70th day of Winter, 59 AD
It has been many days since I last set thoughts to parchment – in truth, I remember not when last I had the time or inclination to do so. Since my sudden and forced departure from my beloved home of Femo, the days and weeks have blurred together into a long and torturous journey westward, away from the legions of Sithasteni Orcs that have taken away all who I knew, and all that I loved.
And so, on this coldest of Winter nights, I find myself huddled around a low, hooded fire in the depths of a wood near the forgettable attempt at a hamlet that is called Crickton, scribbling notes so as to remember the events of today (I know not why, but feel compelled to record, nonetheless). Perhaps I may eventually find this useful, perhaps not.
It was in Crickton early this morning (verily, it now seems ages ago) that I came upon a group clearly not of this forsaken place, and felt compelled to join them – out of boredom, or loneliness, or guided by the hand of some unknown godling, I know not, but among their company I now find myself (frozen fingers and all).
The group were in the midst of interrogating the strangest of men (Wizzillim? Villizum?… it matters not) about the nature of a subterranean dwarven complex to be found nearby. The man was clearly a scholar, and of the very worst kind – I feel he was droning on more to himself than to us, and his uncanny ability to bore us to the edge of unconsciousness rivalled the strongest sleep magicks I have yet encountered.
As with all valuable ores, however, dig deeply enough and you will find a nugget.
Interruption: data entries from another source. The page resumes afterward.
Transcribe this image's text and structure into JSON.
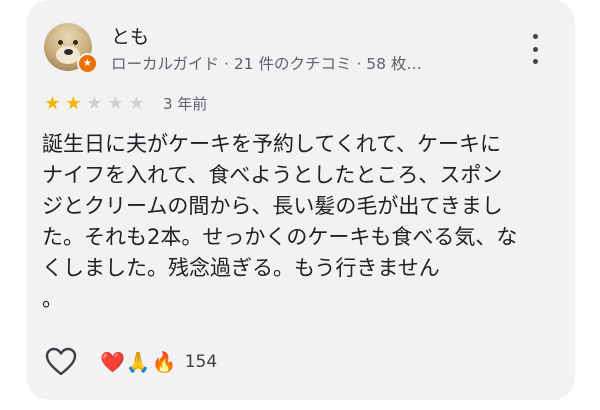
{
  "reviewer": {
    "name": "とも",
    "meta": "ローカルガイド · 21 件のクチコミ · 58 枚…"
  },
  "rating": {
    "stars": 2,
    "max": 5
  },
  "time": "3 年前",
  "review": {
    "text": "誕生日に夫がケーキを予約してくれて、ケーキに\nナイフを入れて、食べようとしたところ、スポン\nジとクリームの間から、長い髪の毛が出てきまし\nた。それも2本。せっかくのケーキも食べる気、な\nくしました。残念過ぎる。もう行きません\n。"
  },
  "reactions": {
    "emojis": [
      "❤️",
      "🙏",
      "🔥"
    ],
    "count": "154"
  },
  "colors": {
    "star_on": "#f4b400",
    "star_off": "#d0d1d4",
    "badge": "#e8710a",
    "card_bg": "#f2f2f4"
  },
  "icons": {
    "like": "heart-outline-icon",
    "more": "more-vertical-icon",
    "guide": "local-guide-star-icon"
  }
}
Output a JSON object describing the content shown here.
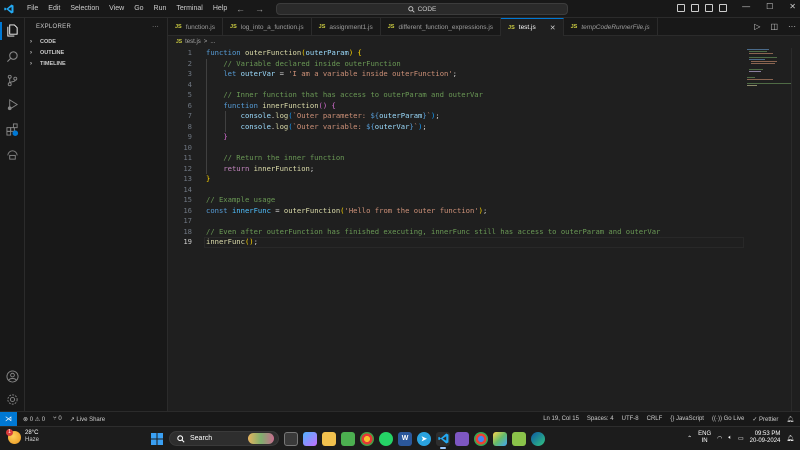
{
  "titlebar": {
    "menu": [
      "File",
      "Edit",
      "Selection",
      "View",
      "Go",
      "Run",
      "Terminal",
      "Help"
    ],
    "search": "CODE"
  },
  "sidebar": {
    "title": "EXPLORER",
    "more": "···",
    "sections": [
      "CODE",
      "OUTLINE",
      "TIMELINE"
    ]
  },
  "tabs": [
    {
      "label": "function.js",
      "active": false,
      "preview": false
    },
    {
      "label": "log_into_a_function.js",
      "active": false,
      "preview": false
    },
    {
      "label": "assignment1.js",
      "active": false,
      "preview": false
    },
    {
      "label": "different_function_expressions.js",
      "active": false,
      "preview": false
    },
    {
      "label": "test.js",
      "active": true,
      "preview": false
    },
    {
      "label": "tempCodeRunnerFile.js",
      "active": false,
      "preview": true
    }
  ],
  "tab_file_type": "JS",
  "breadcrumb": {
    "file": "test.js",
    "sep": ">",
    "rest": "..."
  },
  "editor": {
    "line_numbers": [
      "1",
      "2",
      "3",
      "4",
      "5",
      "6",
      "7",
      "8",
      "9",
      "10",
      "11",
      "12",
      "13",
      "14",
      "15",
      "16",
      "17",
      "18",
      "19"
    ],
    "current_line": "19"
  },
  "statusbar": {
    "problems": "⊗ 0 ⚠ 0",
    "ports": "⑂ 0",
    "live_share": "Live Share",
    "position": "Ln 19, Col 15",
    "spaces": "Spaces: 4",
    "encoding": "UTF-8",
    "eol": "CRLF",
    "language": "{} JavaScript",
    "go_live": "Go Live",
    "prettier": "✓ Prettier"
  },
  "taskbar": {
    "weather_temp": "28°C",
    "weather_desc": "Haze",
    "weather_badge": "1",
    "search": "Search",
    "lang_top": "ENG",
    "lang_bottom": "IN",
    "time": "09:53 PM",
    "date": "20-09-2024"
  },
  "colors": {
    "accent": "#0078d4",
    "keyword": "#569cd6",
    "function": "#dcdcaa",
    "variable": "#9cdcfe",
    "string": "#ce9178",
    "comment": "#6a9955"
  }
}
The old intellectual confirmed some details of the complex that the party had encountered, and offered tantalizing hints of other, and greater, sections of the ruin that could be explored. Indeed, the point was made that riches may lie within those dank catacombs! It was the prospect of securing a few more gold pieces that yanked me from my near-slumber; these many weeks of scarcity, living on game and creek-water, have greatly improved my appreciation for the weighty jingle of a few coins in the belt pouch.
Returning to the hill near the great lake where the entrance to the complex lay, we encountered an organized guard of Orcs – ORCS, DAMNATION BE UPON THEM – securing the portal on top of the hill. I struggle to record these next words, because my mind reels at the reality of what I witnessed – but we also spied another group with a mixture of Orcs (damnation be upon them) and humans. Humans. TOGETHER! What strange and hellish circumstance brought together Orcs (damnation be upon them) and humans to work in concert will forever lie beyond my ability to understand. After witnessing with my own eyes the depredations and cruelties that the Orcs of the Sithasten mountains visited on the people of Dawn, the people of Femo, my city, indeed the people of my own family – I tremble with rage at the thought of humans in league with the Orcish devils (damnation be upon them). I pledge, with these words, that I will exult in watching the spark leave the eyes of these humans as they bleed out upon my sword. I swear it.
After a failed attempt to split the guard detail in two and draw them into a trap we had set in the woods, we have pulled back to this frigid campsite to regroup and consider our next move. That we will stay here and find a way to re-enter the complex, I have no doubt. The bravery of the warriors I have joined is beyond question, after seeing for myself the peril to which they subjected themselves in attempting to draw the Orcs (damnation be upon them) into our trap. Not since the Thrice-Blessed Stand of Heroes at the doors of Femo Basilica have I seen such valour in the face of evil. I will do my utmost to reflect this courageousness myself.
And so, as this 70th day of Winter slowly becomes the 71st, I will close this journal and move a little closer to the fire – the ink is beginning to freeze and I can no longer feel my feet. As always, may the memory of my Orc-slain father warm my soul, harden my heart, and steady my hand.